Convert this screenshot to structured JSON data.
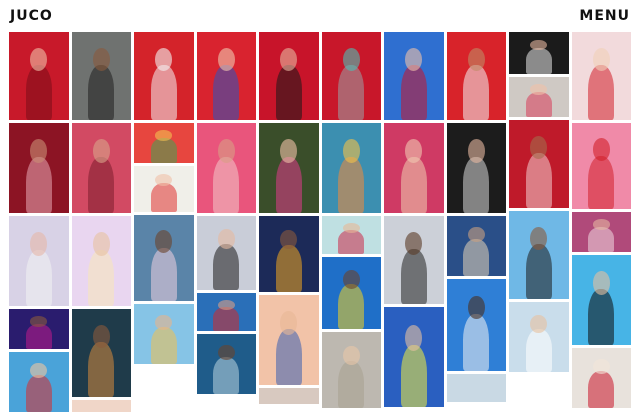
{
  "header": {
    "logo": "JUCO",
    "menu_label": "MENU"
  },
  "gallery": {
    "columns": [
      [
        {
          "h": 88,
          "bg": "#c8192a",
          "fg": "#7a0d18",
          "skin": "#f0c0a8"
        },
        {
          "h": 90,
          "bg": "#8c1424",
          "fg": "#e8a8b4",
          "skin": "#c98f74"
        },
        {
          "h": 90,
          "bg": "#d8d2e6",
          "fg": "#f2f2f2",
          "skin": "#e6b7a8"
        },
        {
          "h": 40,
          "bg": "#2a1c6e",
          "fg": "#c01b8c",
          "skin": "#8b5a3c"
        },
        {
          "h": 60,
          "bg": "#4aa3d9",
          "fg": "#d92c2c",
          "skin": "#f0c6a0"
        }
      ],
      [
        {
          "h": 88,
          "bg": "#6f7270",
          "fg": "#1f1f1f",
          "skin": "#8b5a3c"
        },
        {
          "h": 90,
          "bg": "#d24a63",
          "fg": "#7b1d2e",
          "skin": "#d8a58b"
        },
        {
          "h": 90,
          "bg": "#e9d6f0",
          "fg": "#f7e8b8",
          "skin": "#e8c2a0"
        },
        {
          "h": 88,
          "bg": "#1f3b4a",
          "fg": "#d68a3c",
          "skin": "#8b5a3c"
        },
        {
          "h": 12,
          "bg": "#f0d6c8",
          "fg": "#e0b0a0",
          "skin": "#e0b0a0"
        }
      ],
      [
        {
          "h": 88,
          "bg": "#d4232a",
          "fg": "#f2f2f2",
          "skin": "#f2f2f2"
        },
        {
          "h": 40,
          "bg": "#e7463f",
          "fg": "#3fa552",
          "skin": "#f4c050"
        },
        {
          "h": 46,
          "bg": "#f0efe9",
          "fg": "#e0322f",
          "skin": "#f0c0a8"
        },
        {
          "h": 86,
          "bg": "#5a84a8",
          "fg": "#f0d2e0",
          "skin": "#6b432b"
        },
        {
          "h": 60,
          "bg": "#86c4e6",
          "fg": "#f2c14e",
          "skin": "#e8b48a"
        }
      ],
      [
        {
          "h": 88,
          "bg": "#d9232f",
          "fg": "#2a55c0",
          "skin": "#f0c8b0"
        },
        {
          "h": 90,
          "bg": "#e9557c",
          "fg": "#f2c8c8",
          "skin": "#d99f86"
        },
        {
          "h": 74,
          "bg": "#c9cdd8",
          "fg": "#1c1c1c",
          "skin": "#e6b9a0"
        },
        {
          "h": 38,
          "bg": "#2a6fb8",
          "fg": "#d22a2a",
          "skin": "#d99f86"
        },
        {
          "h": 60,
          "bg": "#1f5c8a",
          "fg": "#b9d6e0",
          "skin": "#6b432b"
        }
      ],
      [
        {
          "h": 88,
          "bg": "#c8142a",
          "fg": "#171717",
          "skin": "#e6b7a0"
        },
        {
          "h": 90,
          "bg": "#3a4e2a",
          "fg": "#e03a8a",
          "skin": "#f0c2a8"
        },
        {
          "h": 76,
          "bg": "#1c2a58",
          "fg": "#f2a51f",
          "skin": "#8b5a3c"
        },
        {
          "h": 90,
          "bg": "#f2c3a8",
          "fg": "#3a5fb0",
          "skin": "#e8b896"
        },
        {
          "h": 16,
          "bg": "#d8c9c0",
          "fg": "#b8a8a0",
          "skin": "#b8a8a0"
        }
      ],
      [
        {
          "h": 88,
          "bg": "#c8172a",
          "fg": "#9aa2a6",
          "skin": "#4bc0b5"
        },
        {
          "h": 90,
          "bg": "#3c8fb0",
          "fg": "#f28a3a",
          "skin": "#f2c24a"
        },
        {
          "h": 38,
          "bg": "#bfe0e2",
          "fg": "#cc2a48",
          "skin": "#e8b896"
        },
        {
          "h": 72,
          "bg": "#1f6fc8",
          "fg": "#f2d21e",
          "skin": "#6b432b"
        },
        {
          "h": 76,
          "bg": "#bdb8b0",
          "fg": "#a8a090",
          "skin": "#e8c6a8"
        }
      ],
      [
        {
          "h": 88,
          "bg": "#2f6fd0",
          "fg": "#c8142a",
          "skin": "#f0c2a8"
        },
        {
          "h": 90,
          "bg": "#cf3a64",
          "fg": "#f0d0b0",
          "skin": "#f0c8b0"
        },
        {
          "h": 88,
          "bg": "#ccd0d8",
          "fg": "#222222",
          "skin": "#5a3a26"
        },
        {
          "h": 100,
          "bg": "#2a5fc0",
          "fg": "#f2ef3a",
          "skin": "#e6c0a0"
        }
      ],
      [
        {
          "h": 88,
          "bg": "#d8232a",
          "fg": "#f2f2f2",
          "skin": "#c08a66"
        },
        {
          "h": 90,
          "bg": "#1c1c1c",
          "fg": "#d8d8d8",
          "skin": "#e6b7a0"
        },
        {
          "h": 60,
          "bg": "#2a4f88",
          "fg": "#e6d6b8",
          "skin": "#c9a080"
        },
        {
          "h": 92,
          "bg": "#2f7fd6",
          "fg": "#f2f2f2",
          "skin": "#4a2e1f"
        },
        {
          "h": 28,
          "bg": "#c9d9e4",
          "fg": "#c8142a",
          "skin": "#f0f0f0"
        }
      ],
      [
        {
          "h": 42,
          "bg": "#1b1b1b",
          "fg": "#e8e8e8",
          "skin": "#e6b7a0"
        },
        {
          "h": 40,
          "bg": "#cfc9c4",
          "fg": "#d83a5a",
          "skin": "#f0c2a8"
        },
        {
          "h": 88,
          "bg": "#bf1a2a",
          "fg": "#f2d0d0",
          "skin": "#a46c4c"
        },
        {
          "h": 88,
          "bg": "#6fb8e6",
          "fg": "#1c1c1c",
          "skin": "#8b5a3c"
        },
        {
          "h": 70,
          "bg": "#c9ddeb",
          "fg": "#ffffff",
          "skin": "#e8c2a0"
        }
      ],
      [
        {
          "h": 88,
          "bg": "#f2dadc",
          "fg": "#d21f2a",
          "skin": "#f0d0b8"
        },
        {
          "h": 86,
          "bg": "#f08aa8",
          "fg": "#d21f2a",
          "skin": "#d21f2a"
        },
        {
          "h": 40,
          "bg": "#b04a7a",
          "fg": "#f0d8e0",
          "skin": "#e6b7a0"
        },
        {
          "h": 90,
          "bg": "#47b4e6",
          "fg": "#0d0d0d",
          "skin": "#e6c0a0"
        },
        {
          "h": 60,
          "bg": "#e8e2dc",
          "fg": "#c8142a",
          "skin": "#f2e6d8"
        }
      ]
    ]
  }
}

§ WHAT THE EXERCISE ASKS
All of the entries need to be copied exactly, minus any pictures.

§ WRITTEN RESPONSE
Convert this screenshot to structured JSON data.
{
  "header": {
    "logo": "JUCO",
    "menu_label": "MENU"
  },
  "gallery": {
    "columns": [
      [
        {
          "h": 88,
          "bg": "#c8192a",
          "fg": "#7a0d18",
          "skin": "#f0c0a8"
        },
        {
          "h": 90,
          "bg": "#8c1424",
          "fg": "#e8a8b4",
          "skin": "#c98f74"
        },
        {
          "h": 90,
          "bg": "#d8d2e6",
          "fg": "#f2f2f2",
          "skin": "#e6b7a8"
        },
        {
          "h": 40,
          "bg": "#2a1c6e",
          "fg": "#c01b8c",
          "skin": "#8b5a3c"
        },
        {
          "h": 60,
          "bg": "#4aa3d9",
          "fg": "#d92c2c",
          "skin": "#f0c6a0"
        }
      ],
      [
        {
          "h": 88,
          "bg": "#6f7270",
          "fg": "#1f1f1f",
          "skin": "#8b5a3c"
        },
        {
          "h": 90,
          "bg": "#d24a63",
          "fg": "#7b1d2e",
          "skin": "#d8a58b"
        },
        {
          "h": 90,
          "bg": "#e9d6f0",
          "fg": "#f7e8b8",
          "skin": "#e8c2a0"
        },
        {
          "h": 88,
          "bg": "#1f3b4a",
          "fg": "#d68a3c",
          "skin": "#8b5a3c"
        },
        {
          "h": 12,
          "bg": "#f0d6c8",
          "fg": "#e0b0a0",
          "skin": "#e0b0a0"
        }
      ],
      [
        {
          "h": 88,
          "bg": "#d4232a",
          "fg": "#f2f2f2",
          "skin": "#f2f2f2"
        },
        {
          "h": 40,
          "bg": "#e7463f",
          "fg": "#3fa552",
          "skin": "#f4c050"
        },
        {
          "h": 46,
          "bg": "#f0efe9",
          "fg": "#e0322f",
          "skin": "#f0c0a8"
        },
        {
          "h": 86,
          "bg": "#5a84a8",
          "fg": "#f0d2e0",
          "skin": "#6b432b"
        },
        {
          "h": 60,
          "bg": "#86c4e6",
          "fg": "#f2c14e",
          "skin": "#e8b48a"
        }
      ],
      [
        {
          "h": 88,
          "bg": "#d9232f",
          "fg": "#2a55c0",
          "skin": "#f0c8b0"
        },
        {
          "h": 90,
          "bg": "#e9557c",
          "fg": "#f2c8c8",
          "skin": "#d99f86"
        },
        {
          "h": 74,
          "bg": "#c9cdd8",
          "fg": "#1c1c1c",
          "skin": "#e6b9a0"
        },
        {
          "h": 38,
          "bg": "#2a6fb8",
          "fg": "#d22a2a",
          "skin": "#d99f86"
        },
        {
          "h": 60,
          "bg": "#1f5c8a",
          "fg": "#b9d6e0",
          "skin": "#6b432b"
        }
      ],
      [
        {
          "h": 88,
          "bg": "#c8142a",
          "fg": "#171717",
          "skin": "#e6b7a0"
        },
        {
          "h": 90,
          "bg": "#3a4e2a",
          "fg": "#e03a8a",
          "skin": "#f0c2a8"
        },
        {
          "h": 76,
          "bg": "#1c2a58",
          "fg": "#f2a51f",
          "skin": "#8b5a3c"
        },
        {
          "h": 90,
          "bg": "#f2c3a8",
          "fg": "#3a5fb0",
          "skin": "#e8b896"
        },
        {
          "h": 16,
          "bg": "#d8c9c0",
          "fg": "#b8a8a0",
          "skin": "#b8a8a0"
        }
      ],
      [
        {
          "h": 88,
          "bg": "#c8172a",
          "fg": "#9aa2a6",
          "skin": "#4bc0b5"
        },
        {
          "h": 90,
          "bg": "#3c8fb0",
          "fg": "#f28a3a",
          "skin": "#f2c24a"
        },
        {
          "h": 38,
          "bg": "#bfe0e2",
          "fg": "#cc2a48",
          "skin": "#e8b896"
        },
        {
          "h": 72,
          "bg": "#1f6fc8",
          "fg": "#f2d21e",
          "skin": "#6b432b"
        },
        {
          "h": 76,
          "bg": "#bdb8b0",
          "fg": "#a8a090",
          "skin": "#e8c6a8"
        }
      ],
      [
        {
          "h": 88,
          "bg": "#2f6fd0",
          "fg": "#c8142a",
          "skin": "#f0c2a8"
        },
        {
          "h": 90,
          "bg": "#cf3a64",
          "fg": "#f0d0b0",
          "skin": "#f0c8b0"
        },
        {
          "h": 88,
          "bg": "#ccd0d8",
          "fg": "#222222",
          "skin": "#5a3a26"
        },
        {
          "h": 100,
          "bg": "#2a5fc0",
          "fg": "#f2ef3a",
          "skin": "#e6c0a0"
        }
      ],
      [
        {
          "h": 88,
          "bg": "#d8232a",
          "fg": "#f2f2f2",
          "skin": "#c08a66"
        },
        {
          "h": 90,
          "bg": "#1c1c1c",
          "fg": "#d8d8d8",
          "skin": "#e6b7a0"
        },
        {
          "h": 60,
          "bg": "#2a4f88",
          "fg": "#e6d6b8",
          "skin": "#c9a080"
        },
        {
          "h": 92,
          "bg": "#2f7fd6",
          "fg": "#f2f2f2",
          "skin": "#4a2e1f"
        },
        {
          "h": 28,
          "bg": "#c9d9e4",
          "fg": "#c8142a",
          "skin": "#f0f0f0"
        }
      ],
      [
        {
          "h": 42,
          "bg": "#1b1b1b",
          "fg": "#e8e8e8",
          "skin": "#e6b7a0"
        },
        {
          "h": 40,
          "bg": "#cfc9c4",
          "fg": "#d83a5a",
          "skin": "#f0c2a8"
        },
        {
          "h": 88,
          "bg": "#bf1a2a",
          "fg": "#f2d0d0",
          "skin": "#a46c4c"
        },
        {
          "h": 88,
          "bg": "#6fb8e6",
          "fg": "#1c1c1c",
          "skin": "#8b5a3c"
        },
        {
          "h": 70,
          "bg": "#c9ddeb",
          "fg": "#ffffff",
          "skin": "#e8c2a0"
        }
      ],
      [
        {
          "h": 88,
          "bg": "#f2dadc",
          "fg": "#d21f2a",
          "skin": "#f0d0b8"
        },
        {
          "h": 86,
          "bg": "#f08aa8",
          "fg": "#d21f2a",
          "skin": "#d21f2a"
        },
        {
          "h": 40,
          "bg": "#b04a7a",
          "fg": "#f0d8e0",
          "skin": "#e6b7a0"
        },
        {
          "h": 90,
          "bg": "#47b4e6",
          "fg": "#0d0d0d",
          "skin": "#e6c0a0"
        },
        {
          "h": 60,
          "bg": "#e8e2dc",
          "fg": "#c8142a",
          "skin": "#f2e6d8"
        }
      ]
    ]
  }
}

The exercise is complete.